October: The Horned One steps forward bringing darkness, and the end of the year.
November: Snow Moon; the snowy brightness and coolness of Her light is upon us.
December: Cold Moon ; the Sun is at its lowest point, and Lunar Nights the Moon is a little colder.
January: Wolf Moon ; gather close to the hearth, for wolves draw closer now.
February: Ice Moon ; beneath a blanket of snow and ice, Nature rests.
March: Storm Moon ; the boisterous storms of the light half of the year begin.
April: Growing Moon ; seeds are ready to be planted, and growth begins.
May: Hare Moon ; rabbits leap and play in their mating games, and fertility
June: Mead Moon ; as in days of old, honey is gathered for fermentation into
July: Hay Moon ; a potent moon, as tides of psychic energy flow freely.
August: Corn Moon ; a time to contemplate the eternalness of life.
September: Harvest Moon ; time to collect the harvest and seed for new
October: Blood Moon ; spirits of the departed join fhe sacred dance.
By the Light of the Silvery Moon
Worshipping the Moon has been practiced since earliest recorded time. It is mentioned in the oldest literatures of Egypt, Africa, Babylonia, India and China, among others. Moon worship is found on the belief that the phases of the Moon and the growth and decline of plant, animal and human life are related. In some societies, food is laid out at night to absorb the rays of the Moon, which are thought to have power to cure disease and prolong life. In some central African tribes it is customary for a mother to bathe her newborn child by the light of the first Full Moon. The Moon is frequently equated with wisdom and justice, as in the worship of the Egyptian god Thoth and the Mesopotamian god Sin. The Moon god Sin is usually depicted as an old man with a long beard. His emblem is the crescent Moon(sometimes represented as a boat or the horns of a bull.) Mount Sinai is named for him.

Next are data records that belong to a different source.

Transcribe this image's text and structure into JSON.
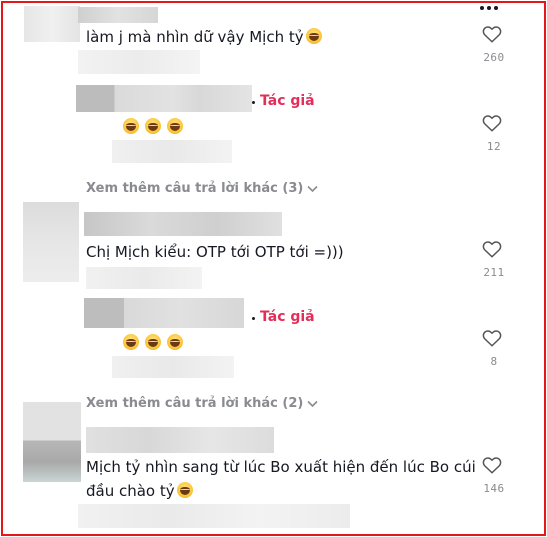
{
  "comments": [
    {
      "text": "làm j mà nhìn dữ vậy Mịch tỷ",
      "likes": "260"
    },
    {
      "author_badge": "Tác giả",
      "likes": "12"
    },
    {
      "text": "Chị Mịch kiểu: OTP tới OTP tới =)))",
      "likes": "211"
    },
    {
      "author_badge": "Tác giả",
      "likes": "8"
    },
    {
      "text_line1": "Mịch tỷ nhìn sang từ lúc Bo xuất hiện đến lúc Bo cúi",
      "text_line2": "đầu chào tỷ",
      "likes": "146"
    }
  ],
  "view_more": [
    {
      "label": "Xem thêm câu trả lời khác (3)"
    },
    {
      "label": "Xem thêm câu trả lời khác (2)"
    }
  ],
  "icons": {
    "like": "heart-icon",
    "expand": "chevron-down-icon",
    "menu": "more-icon",
    "emoji": "laughing-emoji-icon"
  },
  "colors": {
    "frame": "#e4171b",
    "author_badge": "#e52d5a",
    "muted": "#8a8b91"
  }
}
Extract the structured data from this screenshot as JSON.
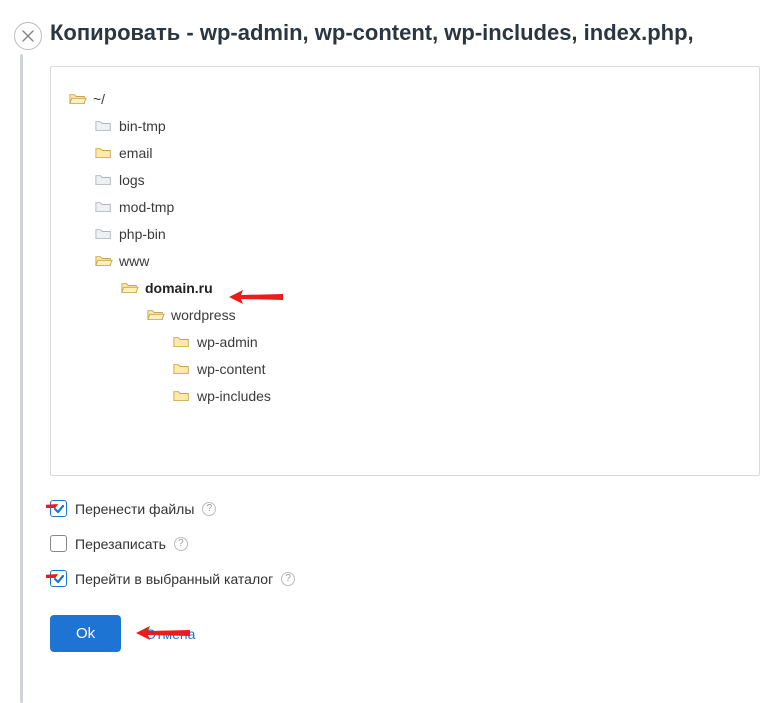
{
  "dialog": {
    "title": "Копировать - wp-admin, wp-content, wp-includes, index.php,"
  },
  "tree": {
    "root": "~/",
    "bin_tmp": "bin-tmp",
    "email": "email",
    "logs": "logs",
    "mod_tmp": "mod-tmp",
    "php_bin": "php-bin",
    "www": "www",
    "domain": "domain.ru",
    "wordpress": "wordpress",
    "wp_admin": "wp-admin",
    "wp_content": "wp-content",
    "wp_includes": "wp-includes"
  },
  "checkboxes": {
    "move_files": {
      "label": "Перенести файлы",
      "checked": true
    },
    "overwrite": {
      "label": "Перезаписать",
      "checked": false
    },
    "go_to_dir": {
      "label": "Перейти в выбранный каталог",
      "checked": true
    }
  },
  "buttons": {
    "ok": "Ok",
    "cancel": "Отмена"
  },
  "help_glyph": "?"
}
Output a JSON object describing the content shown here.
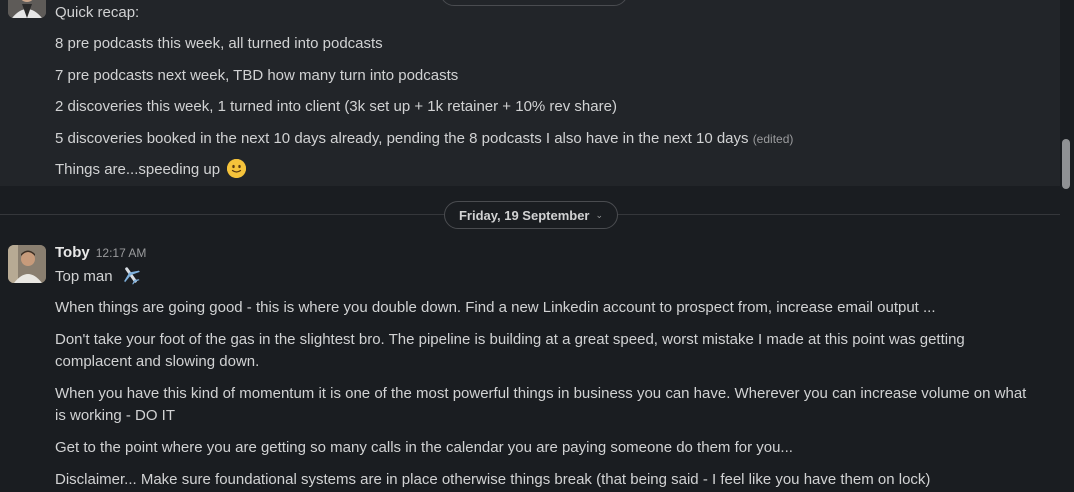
{
  "top_message": {
    "lines": [
      "Quick recap:",
      "8 pre podcasts this week, all turned into podcasts",
      "7 pre podcasts next week, TBD how many turn into podcasts",
      "2 discoveries this week, 1 turned into client (3k set up + 1k retainer + 10% rev share)",
      "5 discoveries booked in the next 10 days already, pending the 8 podcasts I also have in the next 10 days",
      "Things are...speeding up"
    ],
    "edited_label": "(edited)",
    "emoji": "slightly-smiling-face"
  },
  "date_divider": {
    "label": "Friday, 19 September",
    "chevron": "⌄"
  },
  "toby_message": {
    "sender": "Toby",
    "time": "12:17 AM",
    "first_line": "Top man",
    "emoji": "airplane",
    "lines": [
      "When things are going good - this is where you double down. Find a new Linkedin account to prospect from, increase email output ...",
      "Don't take your foot of the gas in the slightest bro. The pipeline is building at a great speed, worst mistake I made at this point was getting complacent and slowing down.",
      "When you have this kind of momentum it is one of the most powerful things in business you can have. Wherever you can increase volume on what is working - DO IT",
      "Get to the point where you are getting so many calls in the calendar you are paying someone do them for you...",
      "Disclaimer... Make sure foundational systems are in place otherwise things break (that being said - I feel like you have them on lock)"
    ]
  },
  "colors": {
    "background": "#1a1d21",
    "hover_background": "#222529",
    "text": "#d1d2d3",
    "muted": "#9a9b9d"
  }
}
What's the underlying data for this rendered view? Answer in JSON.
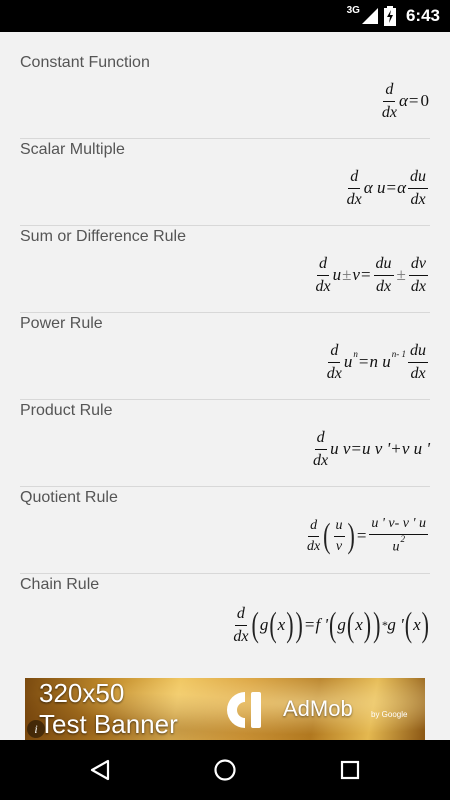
{
  "status_bar": {
    "network": "3G",
    "time": "6:43",
    "icons": [
      "signal-icon",
      "battery-charging-icon"
    ]
  },
  "rules": [
    {
      "title": "Constant Function"
    },
    {
      "title": "Scalar Multiple"
    },
    {
      "title": "Sum or Difference Rule"
    },
    {
      "title": "Power Rule"
    },
    {
      "title": "Product Rule"
    },
    {
      "title": "Quotient Rule"
    },
    {
      "title": "Chain Rule"
    }
  ],
  "ad": {
    "line1": "320x50",
    "line2": "Test Banner",
    "brand": "AdMob",
    "by": "by Google",
    "info": "i"
  },
  "nav": {
    "icons": [
      "back-icon",
      "home-icon",
      "recents-icon"
    ]
  },
  "colors": {
    "background": "#f2f2f2",
    "title_text": "#555555",
    "bars": "#000000"
  }
}
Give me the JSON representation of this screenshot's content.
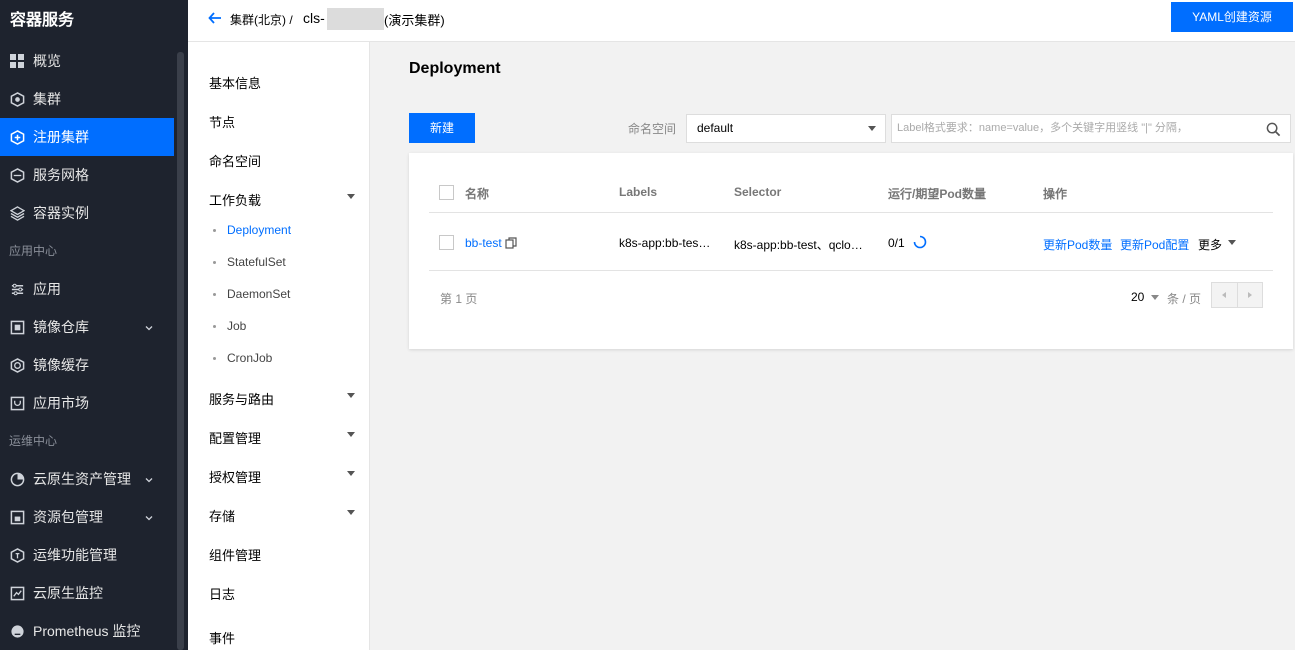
{
  "sidebar": {
    "brand": "容器服务",
    "items_top": [
      {
        "label": "概览",
        "icon": "grid-icon"
      },
      {
        "label": "集群",
        "icon": "cluster-icon"
      },
      {
        "label": "注册集群",
        "icon": "register-cluster-icon",
        "active": true
      },
      {
        "label": "服务网格",
        "icon": "mesh-icon"
      },
      {
        "label": "容器实例",
        "icon": "instance-icon"
      }
    ],
    "group_app": "应用中心",
    "items_app": [
      {
        "label": "应用",
        "icon": "app-icon"
      },
      {
        "label": "镜像仓库",
        "icon": "repo-icon"
      },
      {
        "label": "镜像缓存",
        "icon": "cache-icon"
      },
      {
        "label": "应用市场",
        "icon": "market-icon"
      }
    ],
    "group_ops": "运维中心",
    "items_ops": [
      {
        "label": "云原生资产管理",
        "icon": "asset-icon"
      },
      {
        "label": "资源包管理",
        "icon": "package-icon"
      },
      {
        "label": "运维功能管理",
        "icon": "ops-icon"
      },
      {
        "label": "云原生监控",
        "icon": "monitor-icon"
      },
      {
        "label": "Prometheus 监控",
        "icon": "prometheus-icon"
      }
    ]
  },
  "header": {
    "crumb": "集群(北京) /",
    "cls_prefix": "cls-",
    "cls_name": "(演示集群)",
    "yaml_button": "YAML创建资源"
  },
  "subnav": {
    "basic_info": "基本信息",
    "nodes": "节点",
    "namespaces": "命名空间",
    "workloads": "工作负载",
    "workload_items": [
      "Deployment",
      "StatefulSet",
      "DaemonSet",
      "Job",
      "CronJob"
    ],
    "service_routing": "服务与路由",
    "config": "配置管理",
    "auth": "授权管理",
    "storage": "存储",
    "components": "组件管理",
    "logs": "日志",
    "events": "事件"
  },
  "main": {
    "title": "Deployment",
    "new_button": "新建",
    "namespace_label": "命名空间",
    "namespace_value": "default",
    "search_placeholder": "Label格式要求：name=value，多个关键字用竖线 \"|\" 分隔，",
    "columns": [
      "名称",
      "Labels",
      "Selector",
      "运行/期望Pod数量",
      "操作"
    ],
    "row": {
      "name": "bb-test",
      "labels": "k8s-app:bb-tes…",
      "selector": "k8s-app:bb-test、qclo…",
      "pods": "0/1",
      "action_update_count": "更新Pod数量",
      "action_update_config": "更新Pod配置",
      "action_more": "更多"
    },
    "page_info": "第 1 页",
    "page_size": "20",
    "per_page": "条 / 页"
  },
  "colors": {
    "accent": "#006eff",
    "sidebar_bg": "#1e232e"
  }
}
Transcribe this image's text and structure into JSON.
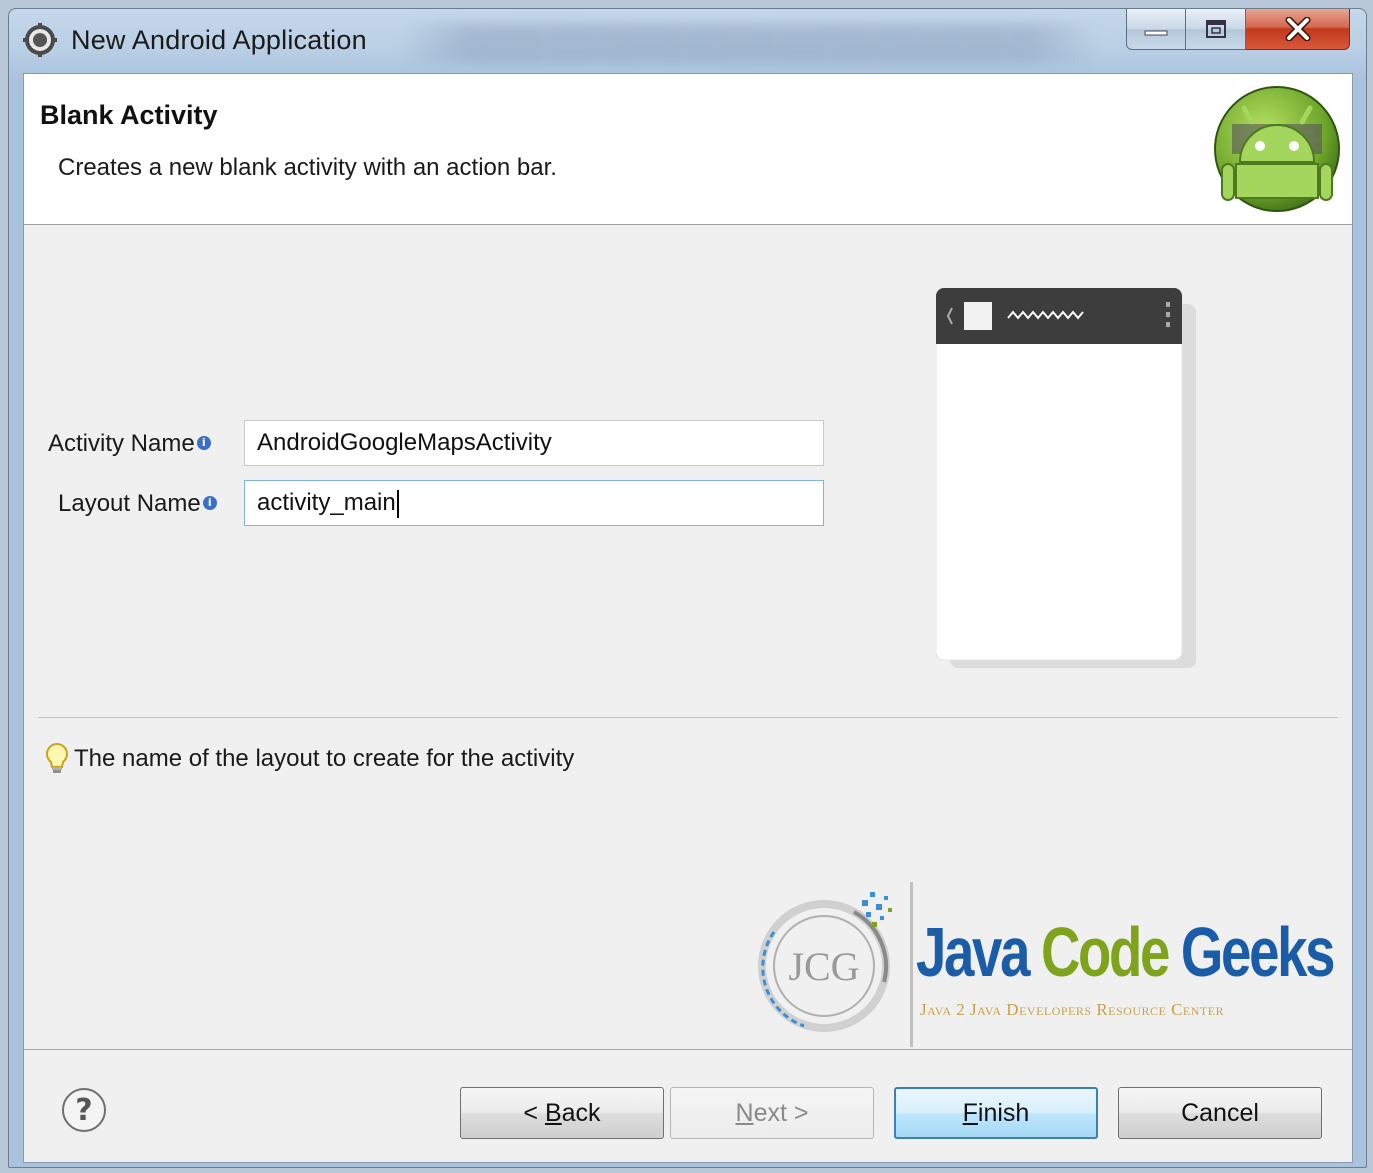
{
  "window": {
    "title": "New Android Application",
    "controls": {
      "minimize": "minimize",
      "maximize": "maximize",
      "close": "close"
    }
  },
  "header": {
    "title": "Blank Activity",
    "description": "Creates a new blank activity with an action bar."
  },
  "form": {
    "activity_name": {
      "label": "Activity Name",
      "value": "AndroidGoogleMapsActivity",
      "info_icon": "info-icon"
    },
    "layout_name": {
      "label": "Layout Name",
      "value": "activity_main",
      "info_icon": "info-icon"
    }
  },
  "hint": {
    "text": "The name of the layout to create for the activity",
    "icon": "lightbulb-icon"
  },
  "watermark": {
    "logo_text": "JCG",
    "title_parts": [
      "Java",
      "Code",
      "Geeks"
    ],
    "subtitle": "Java 2 Java Developers Resource Center"
  },
  "buttons": {
    "back": {
      "prefix": "< ",
      "mnemonic": "B",
      "rest": "ack"
    },
    "next": {
      "mnemonic": "N",
      "rest": "ext >",
      "enabled": false
    },
    "finish": {
      "mnemonic": "F",
      "rest": "inish"
    },
    "cancel": {
      "label": "Cancel"
    }
  },
  "colors": {
    "jcg_blue": "#1a5ca8",
    "jcg_green": "#7ea31c",
    "android_green": "#8cc63f",
    "focus_border": "#7eb4ea"
  }
}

However, for a time, the Moon was believed to exude evil into the world. One commonly held superstition was that the Full Moon could make a person insane (hence the word lunatic from luna, the Latin word for the Moon). Nights of a Full Moon were supposed to be extremely unlucky because hellish beasts and demons such as werewolves drew their sinister powers from its dark energy. Today, however, she is back in favor, with many Pagans and Wiccans honoring her and asking for her assistance in rituals.
In some cultural traditions, the Moon is considered masculine, which may be where we get our legend of “The Man in the Moon.” In an old Lithuanian legend, when the young maiden is asked about her parents, she replies, “My mother is the beauteous Sun, and my father the bright Moon.” For most Natural Magicians, though the Full Moon is the embodiment of the Goddess; she is Maiden, Mother, and Crone. She is the yin balance of the Source of All.
The Moon’s energy is most intense when She reaches abundant fullness. Any magickal effort, especially difficult ones, can benefit greatly from the potency of this phase. Use the full Moon to amplify magickal intent and to give spellworkings additional power.
To seal spells performed during the full Moon, use this chant or one of your own choosing:
Abundant Mother, Moon so bright
Hear my plea upon this night.
Your fertile power lend this spell;
Make it potent, strong and well.